As an attorney, husband and father there are many injustices that offend me but nothing more than charges of rape or racism. They hit me at my core. Rarely am I surprised by the press, but the gall of this particular reporter to make such a reprehensible and false allegation against Mr. Trump truly stunned me. In my moment of shock and anger, I made an inarticulate comment – which I do not believe – and which I apologize for entirely.
Ivana Trump also responded, in a statement “verified by the Trump campaign”:
I have recently read some comments attributed to me from nearly 30 years ago at a time of very high tension during my divorce from Donald. The story is totally without merit. Donald and I are the best of friends and together have raised three children that we love and are very proud of. I have nothing but fondness for Donald and wish him the best of luck on his campaign. Incidentally, I think he would make an incredible president.
The Daily Beast’s Tim Mak reported on Tuesday that he initially reached out to Trump campaign spokesperson Hope Hicks for comment. She asked for a question in writing, and then Cohen called back and threatened him, reading from the email that was sent to the Trump campaign. The incident raised questions about Cohen’s role in the campaign. While Cohen is an executive vice-president at the Trump Organization, he’s made frequent media appearances related to the campaign and answered reporters’ questions, which may be illegal. BuzzFeed reports:
According to campaign finance laws, there are two potential issues if Cohen is taking on campaign-related duties. Campaign finance and lobbying regulations expert Joseph Sandler, a lawyer for Sandler Reiff Lamb Rosenstein & Birkenstock, explained to BuzzFeed News that it would be a violation of the law if Cohen were to reduce his hours devoted to Trump Organization work in favor of the campaign without having reduced his pay from the Trump Organization, constituting an illegal corporate in-kind contribution to the campaign.

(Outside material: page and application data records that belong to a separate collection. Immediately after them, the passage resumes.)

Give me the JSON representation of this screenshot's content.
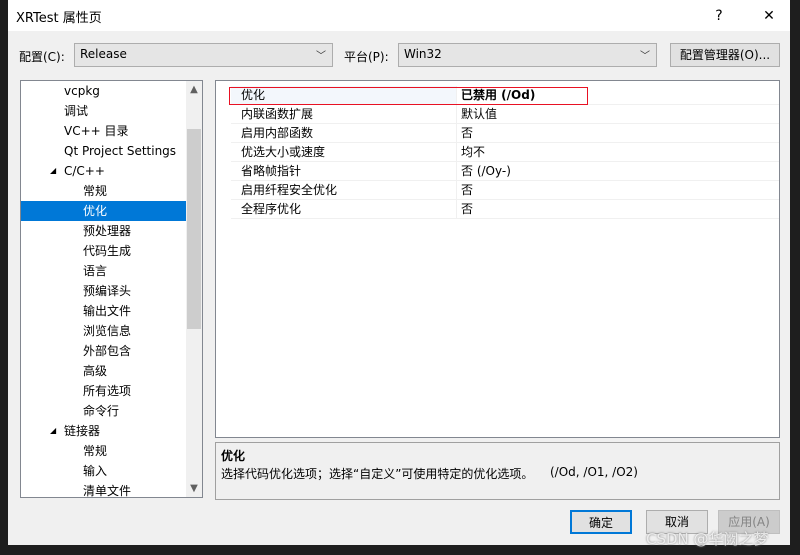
{
  "window": {
    "title": "XRTest 属性页",
    "help": "?",
    "close": "✕"
  },
  "config": {
    "label": "配置(C):",
    "value": "Release",
    "platform_label": "平台(P):",
    "platform_value": "Win32",
    "manager_button": "配置管理器(O)..."
  },
  "tree": {
    "items": [
      {
        "label": "vcpkg",
        "level": 1
      },
      {
        "label": "调试",
        "level": 1
      },
      {
        "label": "VC++ 目录",
        "level": 1
      },
      {
        "label": "Qt Project Settings",
        "level": 1
      },
      {
        "label": "C/C++",
        "level": 1,
        "expanded": true
      },
      {
        "label": "常规",
        "level": 2
      },
      {
        "label": "优化",
        "level": 2,
        "selected": true
      },
      {
        "label": "预处理器",
        "level": 2
      },
      {
        "label": "代码生成",
        "level": 2
      },
      {
        "label": "语言",
        "level": 2
      },
      {
        "label": "预编译头",
        "level": 2
      },
      {
        "label": "输出文件",
        "level": 2
      },
      {
        "label": "浏览信息",
        "level": 2
      },
      {
        "label": "外部包含",
        "level": 2
      },
      {
        "label": "高级",
        "level": 2
      },
      {
        "label": "所有选项",
        "level": 2
      },
      {
        "label": "命令行",
        "level": 2
      },
      {
        "label": "链接器",
        "level": 1,
        "expanded": true
      },
      {
        "label": "常规",
        "level": 2
      },
      {
        "label": "输入",
        "level": 2
      },
      {
        "label": "清单文件",
        "level": 2
      }
    ]
  },
  "properties": [
    {
      "name": "优化",
      "value": "已禁用 (/Od)",
      "bold": true
    },
    {
      "name": "内联函数扩展",
      "value": "默认值"
    },
    {
      "name": "启用内部函数",
      "value": "否"
    },
    {
      "name": "优选大小或速度",
      "value": "均不"
    },
    {
      "name": "省略帧指针",
      "value": "否 (/Oy-)"
    },
    {
      "name": "启用纤程安全优化",
      "value": "否"
    },
    {
      "name": "全程序优化",
      "value": "否"
    }
  ],
  "description": {
    "title": "优化",
    "text": "选择代码优化选项；选择“自定义”可使用特定的优化选项。",
    "switches": "(/Od, /O1, /O2)"
  },
  "buttons": {
    "ok": "确定",
    "cancel": "取消",
    "apply": "应用(A)"
  },
  "watermark": "CSDN @华阙之梦",
  "colors": {
    "selection": "#0078d7",
    "highlight_box": "#e81123"
  }
}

Also, the time spent working on campaign-related affairs could be a factor. “If Cohen is working out of the Trump Organization’s offices and doing campaign work during working hours, if that work exceeds four hours a month, that would constitute an unlawful use of corporate resources for a federal campaign,” Sandler said.
That’s why Team Trump was eager to put distance between Cohen and the campaign on Tuesday. Campaign manager Corey Lewandowski told CNN, “Michael Cohen is a corporate employee and is not affiliated with the campaign in any way.” When asked about Cohen’s media appearances, another campaign source claimed he wasn’t acting as a surrogate, he was merely “speaking as someone who has great insight into Mr. Trump’s skills as an executive.”
Not that it really matters. Campaign-finance violations rarely get voters fired up, and on Tuesday evening Trump generated two new controversies. Note to other scandal-plagued candidates: Telling a lawyer who asked for a break to breast-feed, “You’re disgusting,” and musing about putting Sarah Palin in your cabinet probably only works for Trump.